Credit & Copyright: Xiang Zhan (Beijing Planetarium)Explanation: Comet dust rained down on planet Earth earlier this month, streaking through dark skies in the annual Perseid meteor shower. While enjoying the anticipated space weather above Zhangbei Prairie, Hebei Province, China, astronomer Xiang Zhan recorded a series of 10 second long exposures spanning four hours on the night of August 12/13 using a wide angle lens. Combining frames which captured 68 meteor flashes, he produced the above composite view of the Perseids of summer. Although the sand-sized comet particles are traveling parallel to each other, the resulting shower meteors clearly seem to radiate from a single point on the sky in the eponymous constellation Perseus. The radiant effect is due to perspective, as the parallel tracks appear to converge at a distance. The next notable meteor shower may be the Orionids in late October.
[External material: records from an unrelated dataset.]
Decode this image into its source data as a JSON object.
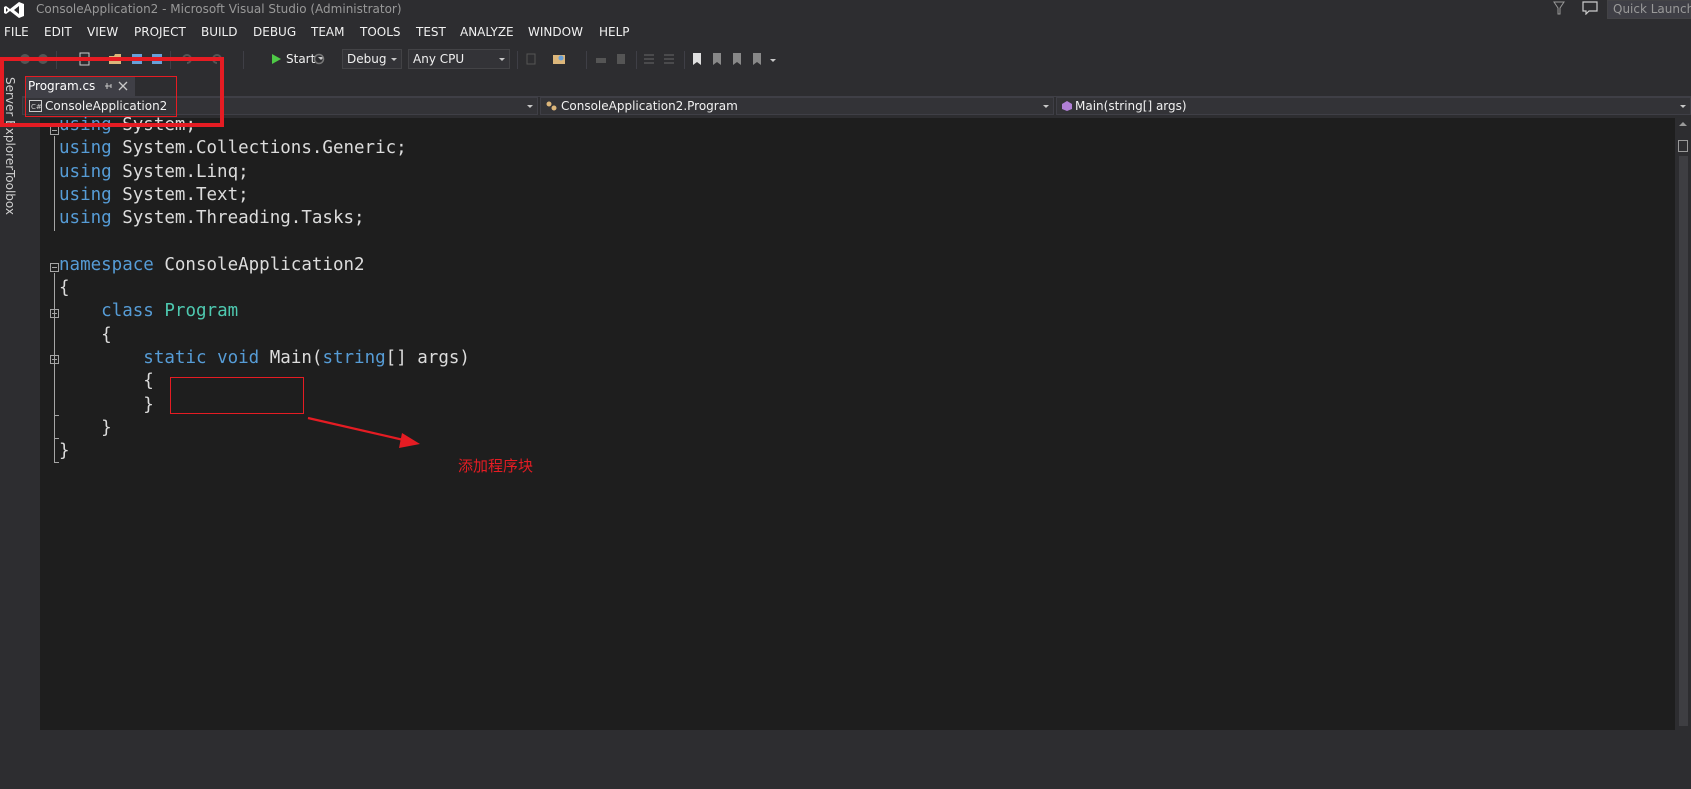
{
  "window": {
    "title": "ConsoleApplication2 - Microsoft Visual Studio (Administrator)",
    "quick_launch": "Quick Launch"
  },
  "menu": [
    "FILE",
    "EDIT",
    "VIEW",
    "PROJECT",
    "BUILD",
    "DEBUG",
    "TEAM",
    "TOOLS",
    "TEST",
    "ANALYZE",
    "WINDOW",
    "HELP"
  ],
  "toolbar": {
    "start_label": "Start",
    "config": "Debug",
    "platform": "Any CPU"
  },
  "side_tabs": [
    "Server Explorer",
    "Toolbox"
  ],
  "document_tab": {
    "label": "Program.cs"
  },
  "navigation": {
    "project": "ConsoleApplication2",
    "class": "ConsoleApplication2.Program",
    "member": "Main(string[] args)"
  },
  "code": {
    "lines": [
      [
        {
          "t": "using",
          "c": "kw"
        },
        {
          "t": " System;",
          "c": ""
        }
      ],
      [
        {
          "t": "using",
          "c": "kw"
        },
        {
          "t": " System.Collections.Generic;",
          "c": ""
        }
      ],
      [
        {
          "t": "using",
          "c": "kw"
        },
        {
          "t": " System.Linq;",
          "c": ""
        }
      ],
      [
        {
          "t": "using",
          "c": "kw"
        },
        {
          "t": " System.Text;",
          "c": ""
        }
      ],
      [
        {
          "t": "using",
          "c": "kw"
        },
        {
          "t": " System.Threading.Tasks;",
          "c": ""
        }
      ],
      [],
      [
        {
          "t": "namespace",
          "c": "kw"
        },
        {
          "t": " ConsoleApplication2",
          "c": ""
        }
      ],
      [
        {
          "t": "{",
          "c": ""
        }
      ],
      [
        {
          "t": "    ",
          "c": ""
        },
        {
          "t": "class",
          "c": "kw"
        },
        {
          "t": " ",
          "c": ""
        },
        {
          "t": "Program",
          "c": "ty"
        }
      ],
      [
        {
          "t": "    {",
          "c": ""
        }
      ],
      [
        {
          "t": "        ",
          "c": ""
        },
        {
          "t": "static",
          "c": "kw"
        },
        {
          "t": " ",
          "c": ""
        },
        {
          "t": "void",
          "c": "kw"
        },
        {
          "t": " Main(",
          "c": ""
        },
        {
          "t": "string",
          "c": "kw"
        },
        {
          "t": "[] args)",
          "c": ""
        }
      ],
      [
        {
          "t": "        {",
          "c": ""
        }
      ],
      [
        {
          "t": "        }",
          "c": ""
        }
      ],
      [
        {
          "t": "    }",
          "c": ""
        }
      ],
      [
        {
          "t": "}",
          "c": ""
        }
      ]
    ]
  },
  "annotation": {
    "text": "添加程序块"
  },
  "colors": {
    "keyword": "#569cd6",
    "type": "#4ec9b0",
    "annotation": "#e51c23"
  }
}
Highlights of the 2013 Perseids Meteor Shower
NASA Web Site Statements, Warnings, and Disclaimers
NASA Official: Jay Norris. Specific rights apply.
A service of: LHEA at NASA / GSFC
& Michigan Tech. U.
Based on Astronomy Picture Of the Day
Publications with keywords: Perseids
Publications with words: Perseids